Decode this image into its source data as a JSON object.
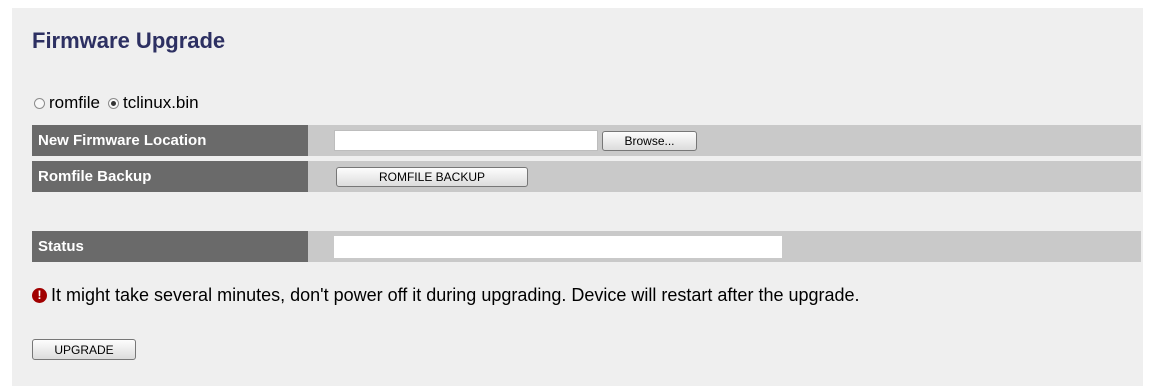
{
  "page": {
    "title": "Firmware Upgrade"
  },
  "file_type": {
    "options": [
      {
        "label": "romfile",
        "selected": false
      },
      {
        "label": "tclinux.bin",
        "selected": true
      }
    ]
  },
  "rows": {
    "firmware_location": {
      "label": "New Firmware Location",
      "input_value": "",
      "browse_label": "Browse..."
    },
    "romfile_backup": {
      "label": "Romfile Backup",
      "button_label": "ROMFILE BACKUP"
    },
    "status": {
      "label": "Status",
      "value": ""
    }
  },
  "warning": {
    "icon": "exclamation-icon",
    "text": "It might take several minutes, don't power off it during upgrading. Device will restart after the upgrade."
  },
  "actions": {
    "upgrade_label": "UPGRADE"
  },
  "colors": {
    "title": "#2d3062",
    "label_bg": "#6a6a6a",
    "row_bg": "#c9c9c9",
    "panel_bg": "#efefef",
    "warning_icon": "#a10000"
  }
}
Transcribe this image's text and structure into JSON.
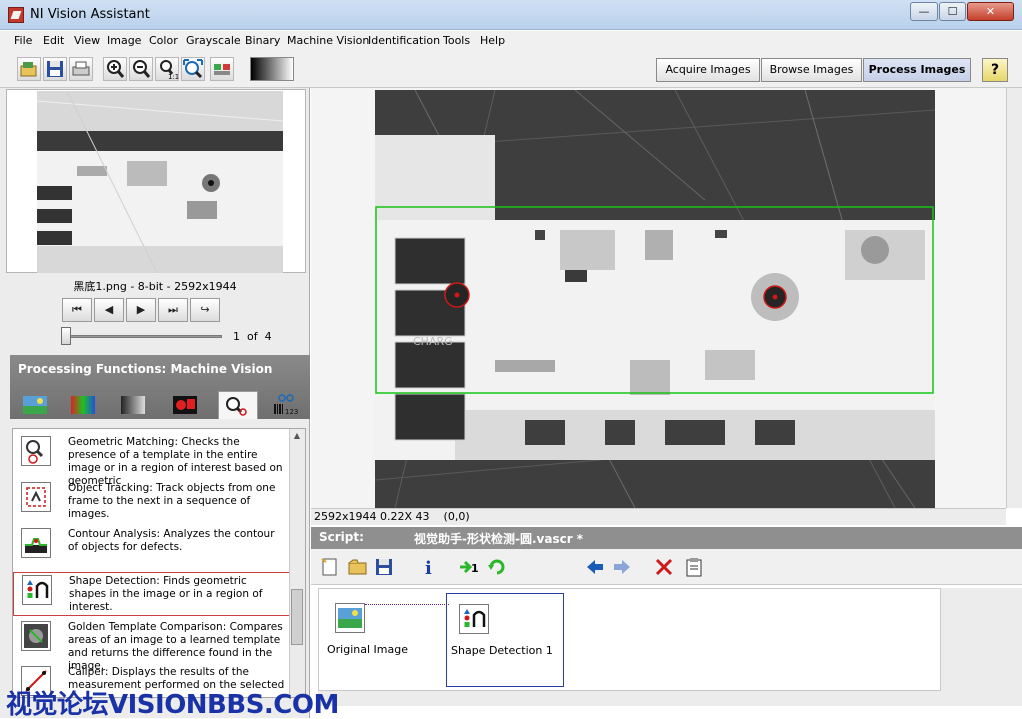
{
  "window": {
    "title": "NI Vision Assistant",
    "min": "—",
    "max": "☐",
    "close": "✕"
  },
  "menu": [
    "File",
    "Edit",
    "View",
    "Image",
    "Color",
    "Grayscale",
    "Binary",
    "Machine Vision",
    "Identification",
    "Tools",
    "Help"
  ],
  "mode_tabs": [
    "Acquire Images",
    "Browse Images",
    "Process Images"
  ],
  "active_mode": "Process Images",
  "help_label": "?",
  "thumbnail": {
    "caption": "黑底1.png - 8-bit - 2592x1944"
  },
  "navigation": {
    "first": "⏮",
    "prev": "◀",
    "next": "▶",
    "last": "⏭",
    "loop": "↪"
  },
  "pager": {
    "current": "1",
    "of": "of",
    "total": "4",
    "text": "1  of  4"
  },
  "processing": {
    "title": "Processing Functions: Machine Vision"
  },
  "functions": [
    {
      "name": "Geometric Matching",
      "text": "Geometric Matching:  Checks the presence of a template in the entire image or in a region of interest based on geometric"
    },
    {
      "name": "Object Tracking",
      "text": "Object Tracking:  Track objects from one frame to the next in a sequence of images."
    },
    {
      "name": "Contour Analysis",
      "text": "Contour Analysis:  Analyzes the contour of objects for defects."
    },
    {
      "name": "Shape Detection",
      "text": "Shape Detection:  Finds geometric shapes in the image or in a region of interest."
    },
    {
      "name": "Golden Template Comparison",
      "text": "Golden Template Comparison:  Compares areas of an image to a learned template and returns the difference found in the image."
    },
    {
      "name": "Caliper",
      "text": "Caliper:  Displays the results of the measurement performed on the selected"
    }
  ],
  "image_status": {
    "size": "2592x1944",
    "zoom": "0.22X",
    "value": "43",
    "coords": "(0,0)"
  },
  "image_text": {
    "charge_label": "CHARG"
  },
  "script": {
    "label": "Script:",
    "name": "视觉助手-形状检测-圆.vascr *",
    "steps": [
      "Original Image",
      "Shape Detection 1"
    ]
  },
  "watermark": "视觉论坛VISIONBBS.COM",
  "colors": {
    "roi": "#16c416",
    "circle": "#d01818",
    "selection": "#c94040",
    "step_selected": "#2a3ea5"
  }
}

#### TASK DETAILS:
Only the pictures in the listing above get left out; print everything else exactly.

#### THE ANSWER:
Decode this image into its source data as a JSON object.
{
  "page": {
    "title": "Firmware Upgrade"
  },
  "file_type": {
    "options": [
      {
        "label": "romfile",
        "selected": false
      },
      {
        "label": "tclinux.bin",
        "selected": true
      }
    ]
  },
  "rows": {
    "firmware_location": {
      "label": "New Firmware Location",
      "input_value": "",
      "browse_label": "Browse..."
    },
    "romfile_backup": {
      "label": "Romfile Backup",
      "button_label": "ROMFILE BACKUP"
    },
    "status": {
      "label": "Status",
      "value": ""
    }
  },
  "warning": {
    "icon": "exclamation-icon",
    "text": "It might take several minutes, don't power off it during upgrading. Device will restart after the upgrade."
  },
  "actions": {
    "upgrade_label": "UPGRADE"
  },
  "colors": {
    "title": "#2d3062",
    "label_bg": "#6a6a6a",
    "row_bg": "#c9c9c9",
    "panel_bg": "#efefef",
    "warning_icon": "#a10000"
  }
}
Transcribe this image's text and structure into JSON.
{
  "window": {
    "title": "NI Vision Assistant",
    "min": "—",
    "max": "☐",
    "close": "✕"
  },
  "menu": [
    "File",
    "Edit",
    "View",
    "Image",
    "Color",
    "Grayscale",
    "Binary",
    "Machine Vision",
    "Identification",
    "Tools",
    "Help"
  ],
  "mode_tabs": [
    "Acquire Images",
    "Browse Images",
    "Process Images"
  ],
  "active_mode": "Process Images",
  "help_label": "?",
  "thumbnail": {
    "caption": "黑底1.png - 8-bit - 2592x1944"
  },
  "navigation": {
    "first": "⏮",
    "prev": "◀",
    "next": "▶",
    "last": "⏭",
    "loop": "↪"
  },
  "pager": {
    "current": "1",
    "of": "of",
    "total": "4",
    "text": "1  of  4"
  },
  "processing": {
    "title": "Processing Functions: Machine Vision"
  },
  "functions": [
    {
      "name": "Geometric Matching",
      "text": "Geometric Matching:  Checks the presence of a template in the entire image or in a region of interest based on geometric"
    },
    {
      "name": "Object Tracking",
      "text": "Object Tracking:  Track objects from one frame to the next in a sequence of images."
    },
    {
      "name": "Contour Analysis",
      "text": "Contour Analysis:  Analyzes the contour of objects for defects."
    },
    {
      "name": "Shape Detection",
      "text": "Shape Detection:  Finds geometric shapes in the image or in a region of interest."
    },
    {
      "name": "Golden Template Comparison",
      "text": "Golden Template Comparison:  Compares areas of an image to a learned template and returns the difference found in the image."
    },
    {
      "name": "Caliper",
      "text": "Caliper:  Displays the results of the measurement performed on the selected"
    }
  ],
  "image_status": {
    "size": "2592x1944",
    "zoom": "0.22X",
    "value": "43",
    "coords": "(0,0)"
  },
  "image_text": {
    "charge_label": "CHARG"
  },
  "script": {
    "label": "Script:",
    "name": "视觉助手-形状检测-圆.vascr *",
    "steps": [
      "Original Image",
      "Shape Detection 1"
    ]
  },
  "watermark": "视觉论坛VISIONBBS.COM",
  "colors": {
    "roi": "#16c416",
    "circle": "#d01818",
    "selection": "#c94040",
    "step_selected": "#2a3ea5"
  }
}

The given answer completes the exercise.